----- Entries supplied

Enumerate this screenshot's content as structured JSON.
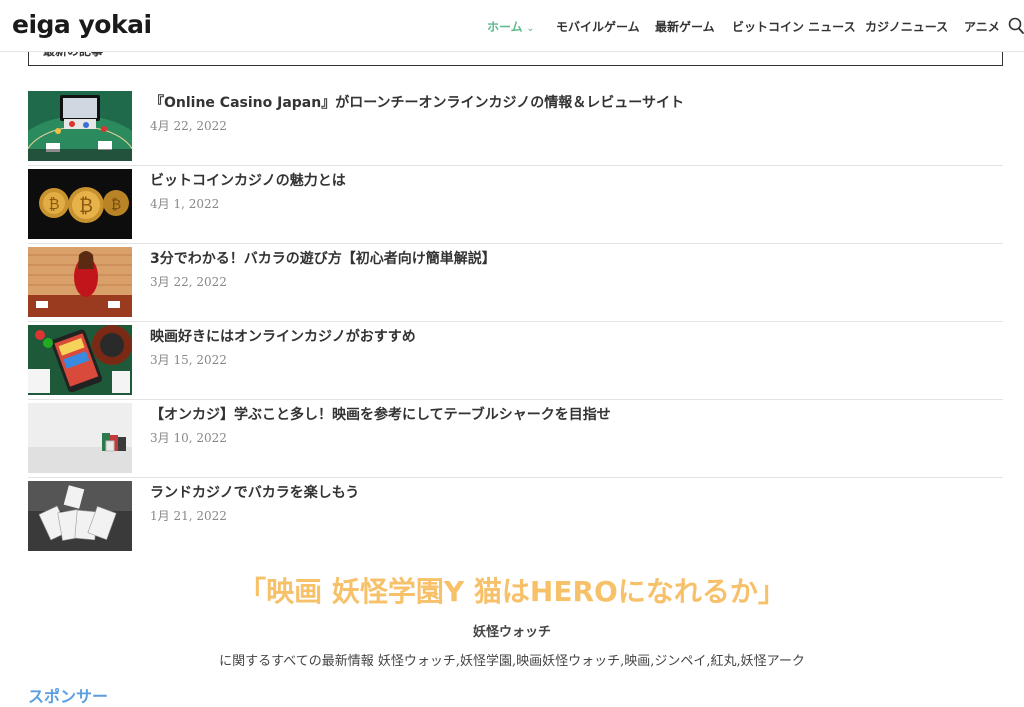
{
  "header": {
    "logo": "eiga yokai",
    "nav": [
      {
        "label": "ホーム"
      },
      {
        "label": "モバイルゲーム"
      },
      {
        "label": "最新ゲーム"
      },
      {
        "label": "ビットコイン ニュース"
      },
      {
        "label": "カジノニュース"
      },
      {
        "label": "アニメ"
      }
    ],
    "search_icon": "search-icon"
  },
  "section": {
    "title": "最新の記事"
  },
  "posts": [
    {
      "title": "『Online Casino Japan』がローンチーオンラインカジノの情報＆レビューサイト",
      "date": "4月 22, 2022"
    },
    {
      "title": "ビットコインカジノの魅力とは",
      "date": "4月 1, 2022"
    },
    {
      "title": "3分でわかる！バカラの遊び方【初心者向け簡単解説】",
      "date": "3月 22, 2022"
    },
    {
      "title": "映画好きにはオンラインカジノがおすすめ",
      "date": "3月 15, 2022"
    },
    {
      "title": "【オンカジ】学ぶこと多し！映画を参考にしてテーブルシャークを目指せ",
      "date": "3月 10, 2022"
    },
    {
      "title": "ランドカジノでバカラを楽しもう",
      "date": "1月 21, 2022"
    }
  ],
  "promo": {
    "title": "「映画 妖怪学園Y 猫はHEROになれるか」",
    "subtitle": "妖怪ウォッチ",
    "description": "に関するすべての最新情報 妖怪ウォッチ,妖怪学園,映画妖怪ウォッチ,映画,ジンペイ,紅丸,妖怪アーク"
  },
  "sponsor": {
    "label": "スポンサー"
  },
  "colors": {
    "accent": "#5fb98c",
    "promo": "#f7c16a",
    "sponsor": "#5aa0e0"
  }
}
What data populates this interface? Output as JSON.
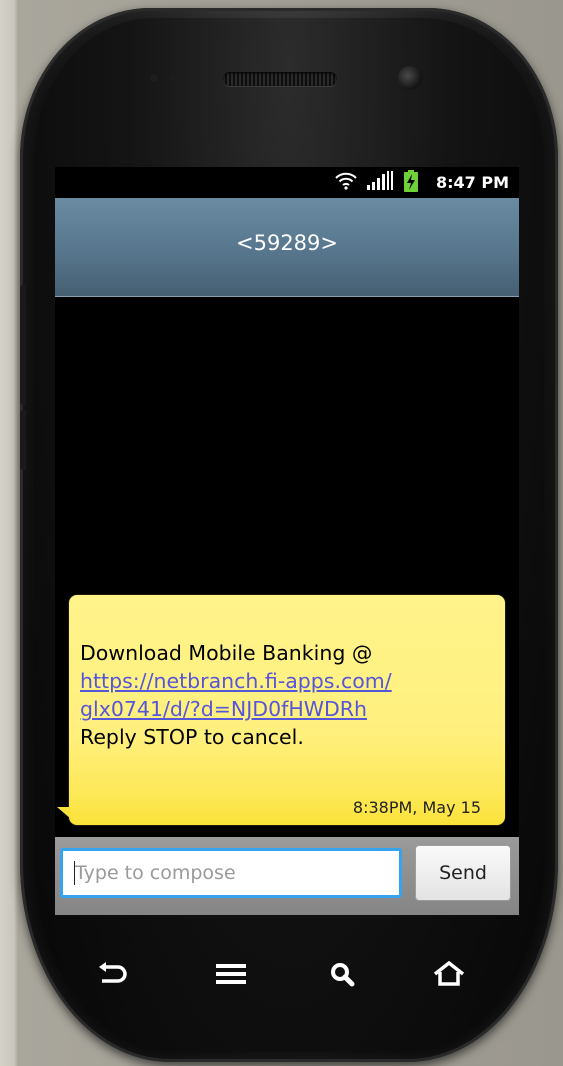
{
  "status_bar": {
    "time": "8:47 PM",
    "icons": [
      "wifi-icon",
      "signal-icon",
      "battery-charging-icon"
    ]
  },
  "conversation": {
    "title": "<59289>"
  },
  "message": {
    "text_line1": "Download Mobile Banking @",
    "link_line1": "https://netbranch.fi-apps.com/",
    "link_line2": "glx0741/d/?d=NJD0fHWDRh",
    "text_line2": "Reply STOP to cancel.",
    "timestamp": "8:38PM, May 15"
  },
  "compose": {
    "placeholder": "Type to compose",
    "value": "",
    "send_label": "Send"
  },
  "nav_keys": [
    "back-icon",
    "menu-icon",
    "search-icon",
    "home-icon"
  ],
  "colors": {
    "title_bar": "#57768d",
    "bubble": "#fff07e",
    "link": "#5656d8",
    "input_focus": "#36a3ef"
  }
}
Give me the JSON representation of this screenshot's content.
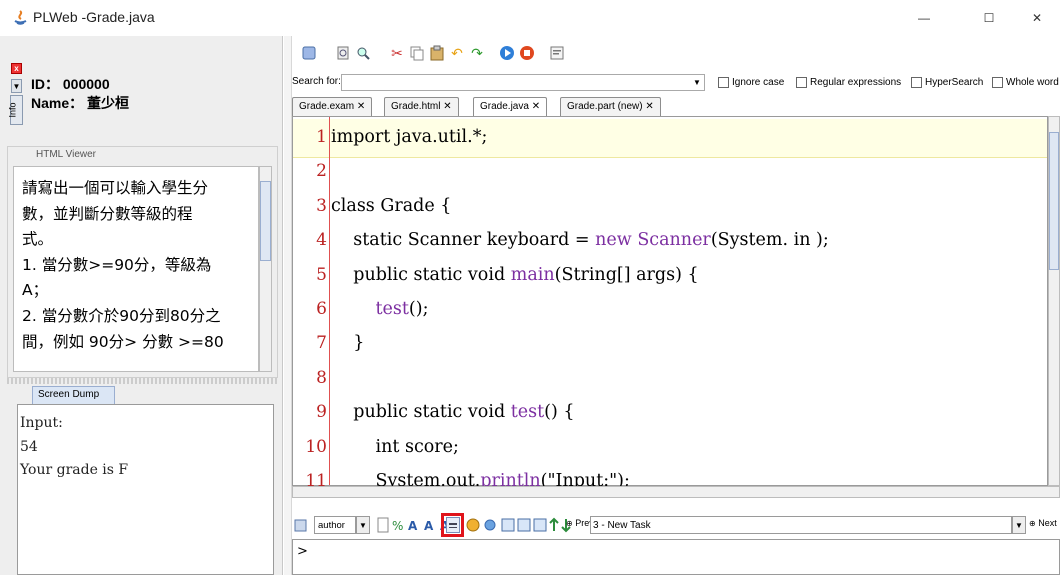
{
  "window": {
    "title": "PLWeb -Grade.java",
    "controls": [
      "—",
      "☐",
      "✕"
    ]
  },
  "student": {
    "id_line": "ID： 000000",
    "name_line": "Name： 董少桓",
    "info_tab": "Info"
  },
  "html_viewer": {
    "label": "HTML Viewer",
    "lines": [
      "請寫出一個可以輸入學生分",
      "數，並判斷分數等級的程",
      "式。",
      "1. 當分數>=90分，等級為",
      "A；",
      "2. 當分數介於90分到80分之",
      "間，例如 90分> 分數 >=80"
    ]
  },
  "screen_dump": {
    "tab": "Screen Dump",
    "lines": [
      "Input:",
      "54",
      "Your grade is F"
    ]
  },
  "search": {
    "label": "Search for:",
    "value": "",
    "options": [
      "Ignore case",
      "Regular expressions",
      "HyperSearch",
      "Whole word"
    ]
  },
  "file_tabs": [
    {
      "label": "Grade.exam",
      "close": "✕"
    },
    {
      "label": "Grade.html",
      "close": "✕"
    },
    {
      "label": "Grade.java",
      "close": "✕"
    },
    {
      "label": "Grade.part (new)",
      "close": "✕"
    }
  ],
  "editor": {
    "line_numbers": [
      "1",
      "2",
      "3",
      "4",
      "5",
      "6",
      "7",
      "8",
      "9",
      "10",
      "11"
    ],
    "lines": [
      [
        {
          "t": "import java.util.*;"
        }
      ],
      [
        {
          "t": ""
        }
      ],
      [
        {
          "t": "class Grade {"
        }
      ],
      [
        {
          "t": "    static Scanner keyboard = "
        },
        {
          "t": "new",
          "k": 1
        },
        {
          "t": " "
        },
        {
          "t": "Scanner",
          "k": 1
        },
        {
          "t": "(System. in );"
        }
      ],
      [
        {
          "t": "    public static void "
        },
        {
          "t": "main",
          "k": 1
        },
        {
          "t": "(String[] args) {"
        }
      ],
      [
        {
          "t": "        "
        },
        {
          "t": "test",
          "k": 1
        },
        {
          "t": "();"
        }
      ],
      [
        {
          "t": "    }"
        }
      ],
      [
        {
          "t": ""
        }
      ],
      [
        {
          "t": "    public static void "
        },
        {
          "t": "test",
          "k": 1
        },
        {
          "t": "() {"
        }
      ],
      [
        {
          "t": "        int score;"
        }
      ],
      [
        {
          "t": "        System.out."
        },
        {
          "t": "println",
          "k": 1
        },
        {
          "t": "(\"Input:\");"
        }
      ]
    ]
  },
  "bottom": {
    "author": "author",
    "prev": "Prev",
    "task": "3 - New Task",
    "next": "Next",
    "console_prompt": ">"
  }
}
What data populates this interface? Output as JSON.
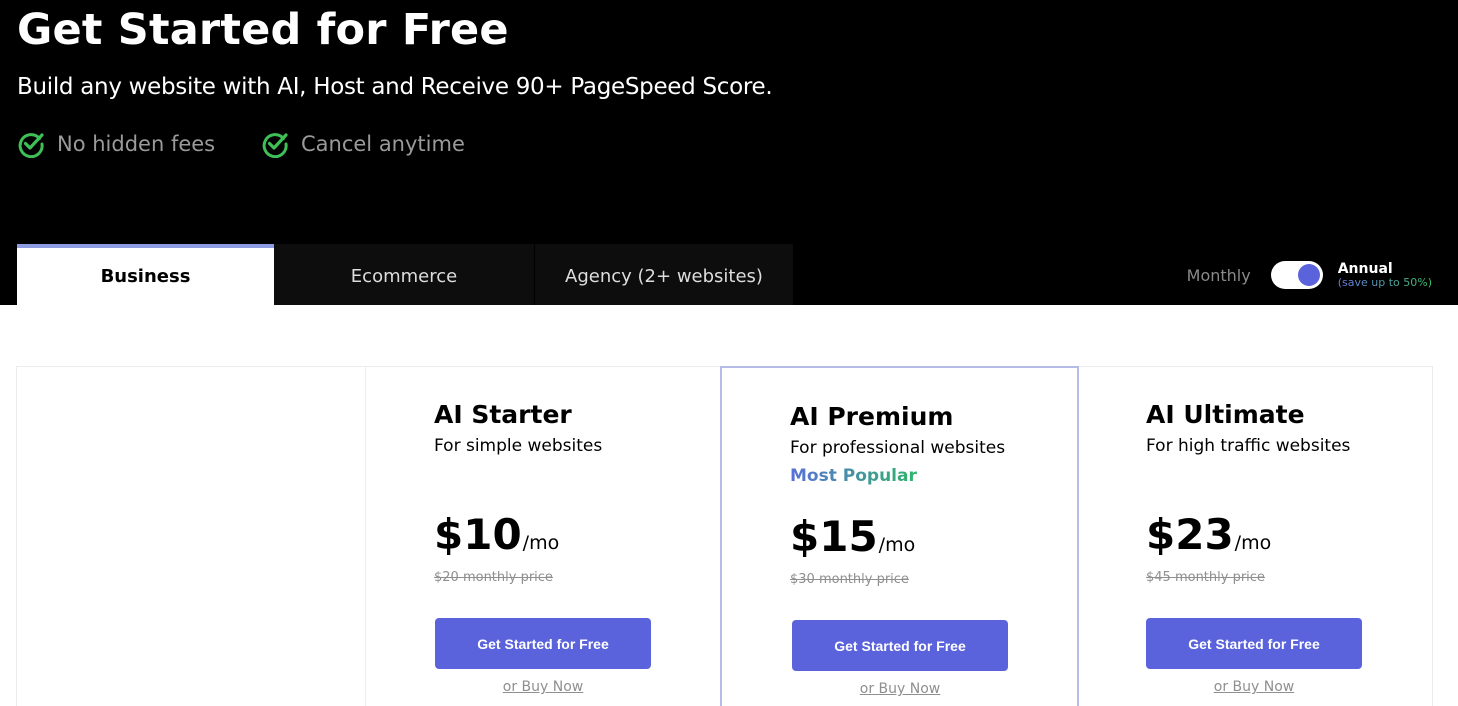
{
  "hero": {
    "title": "Get Started for Free",
    "subtitle": "Build any website with AI, Host and Receive 90+ PageSpeed Score.",
    "features": [
      "No hidden fees",
      "Cancel anytime"
    ],
    "feature_icon": "check-circle-icon",
    "feature_icon_color": "#3fbf57"
  },
  "tabs": [
    "Business",
    "Ecommerce",
    "Agency (2+ websites)"
  ],
  "active_tab": "Business",
  "billing": {
    "monthly_label": "Monthly",
    "annual_label": "Annual",
    "annual_note": "(save up to 50%)",
    "selected": "Annual"
  },
  "plans": [
    {
      "name": "AI Starter",
      "description": "For simple websites",
      "badge": "",
      "price": "$10",
      "period": "/mo",
      "old_price": "$20 monthly price",
      "cta": "Get Started for Free",
      "buy": "or Buy Now"
    },
    {
      "name": "AI Premium",
      "description": "For professional websites",
      "badge": "Most Popular",
      "price": "$15",
      "period": "/mo",
      "old_price": "$30 monthly price",
      "cta": "Get Started for Free",
      "buy": "or Buy Now"
    },
    {
      "name": "AI Ultimate",
      "description": "For high traffic websites",
      "badge": "",
      "price": "$23",
      "period": "/mo",
      "old_price": "$45 monthly price",
      "cta": "Get Started for Free",
      "buy": "or Buy Now"
    }
  ],
  "colors": {
    "accent": "#5b63dc",
    "hero_bg": "#000000",
    "highlight_border": "#b6bce8"
  }
}
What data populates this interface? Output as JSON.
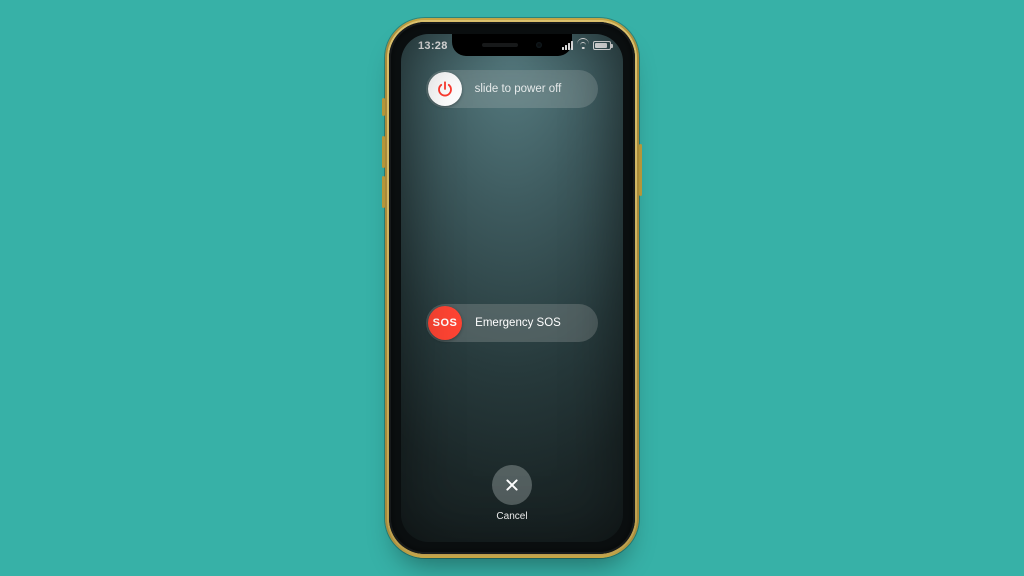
{
  "status": {
    "time": "13:28"
  },
  "powerSlider": {
    "label": "slide to power off",
    "icon_name": "power-icon"
  },
  "sosSlider": {
    "label": "Emergency SOS",
    "knob_text": "SOS"
  },
  "cancel": {
    "label": "Cancel",
    "icon_name": "close-icon"
  }
}
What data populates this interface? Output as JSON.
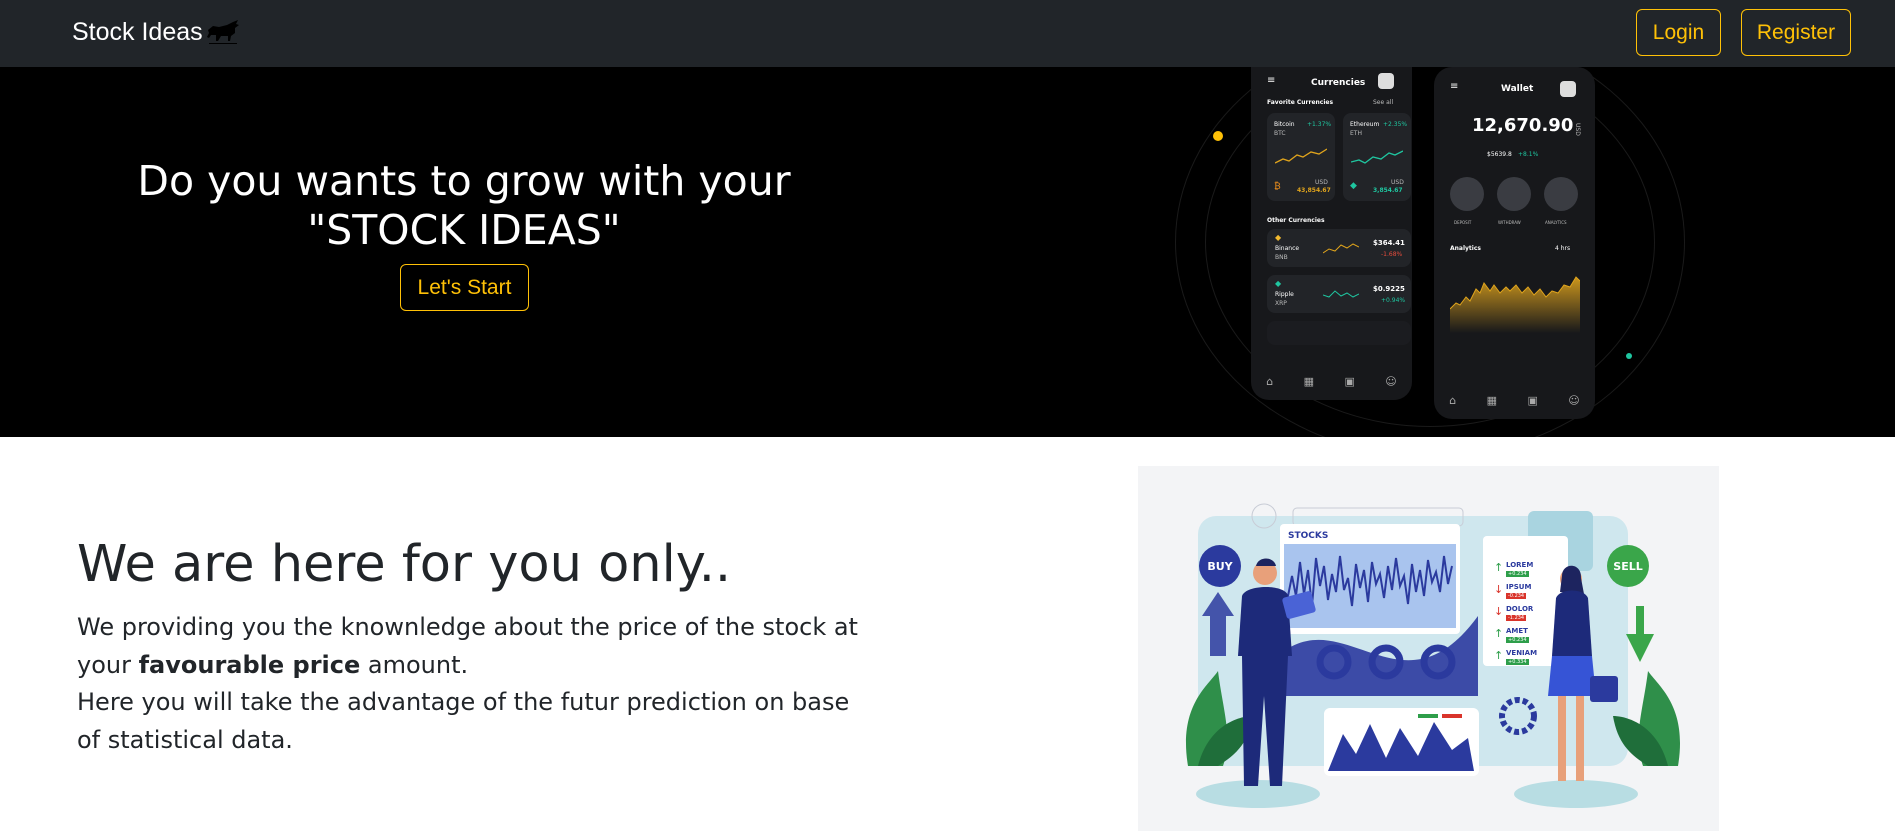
{
  "navbar": {
    "brand": "Stock Ideas",
    "login_label": "Login",
    "register_label": "Register"
  },
  "hero": {
    "title_line1": "Do you wants to grow with your",
    "title_line2": "\"STOCK IDEAS\"",
    "cta_label": "Let's Start"
  },
  "phone_left": {
    "title": "Currencies",
    "favorites_label": "Favorite Currencies",
    "see_all": "See all",
    "fav_cards": [
      {
        "name": "Bitcoin",
        "ticker": "BTC",
        "change": "+1.37%",
        "price": "43,854.67",
        "currency": "USD"
      },
      {
        "name": "Ethereum",
        "ticker": "ETH",
        "change": "+2.35%",
        "price": "3,854.67",
        "currency": "USD"
      }
    ],
    "other_label": "Other Currencies",
    "other_rows": [
      {
        "name": "Binance",
        "ticker": "BNB",
        "price": "$364.41",
        "change": "-1.68%"
      },
      {
        "name": "Ripple",
        "ticker": "XRP",
        "price": "$0.9225",
        "change": "+0.94%"
      }
    ]
  },
  "phone_right": {
    "title": "Wallet",
    "balance": "12,670.90",
    "balance_currency": "USD",
    "sub_balance": "$5639.8",
    "sub_change": "+8.1%",
    "actions": [
      "DEPOSIT",
      "WITHDRAW",
      "ANALYTICS"
    ],
    "analytics_label": "Analytics",
    "range_label": "4 hrs"
  },
  "about": {
    "title": "We are here for you only..",
    "para1_before": "We providing you the knownledge about the price of the stock at your ",
    "para1_bold": "favourable price",
    "para1_after": " amount.",
    "para2": "Here you will take the advantage of the futur prediction on base of statistical data."
  },
  "illustration": {
    "buy": "BUY",
    "sell": "SELL",
    "stocks": "STOCKS",
    "list": [
      {
        "label": "LOREM",
        "value": "+0.234",
        "dir": "up"
      },
      {
        "label": "IPSUM",
        "value": "-0.234",
        "dir": "down"
      },
      {
        "label": "DOLOR",
        "value": "-1.234",
        "dir": "down"
      },
      {
        "label": "AMET",
        "value": "+0.234",
        "dir": "up"
      },
      {
        "label": "VENIAM",
        "value": "+0.334",
        "dir": "up"
      }
    ]
  },
  "colors": {
    "navbar": "#212529",
    "accent": "#ffc107",
    "hero_bg": "#000000",
    "up": "#2e9e4a",
    "down": "#d9342b",
    "primary_blue": "#2b3a9e"
  }
}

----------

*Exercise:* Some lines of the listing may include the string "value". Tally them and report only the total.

*Exercise answer:* 7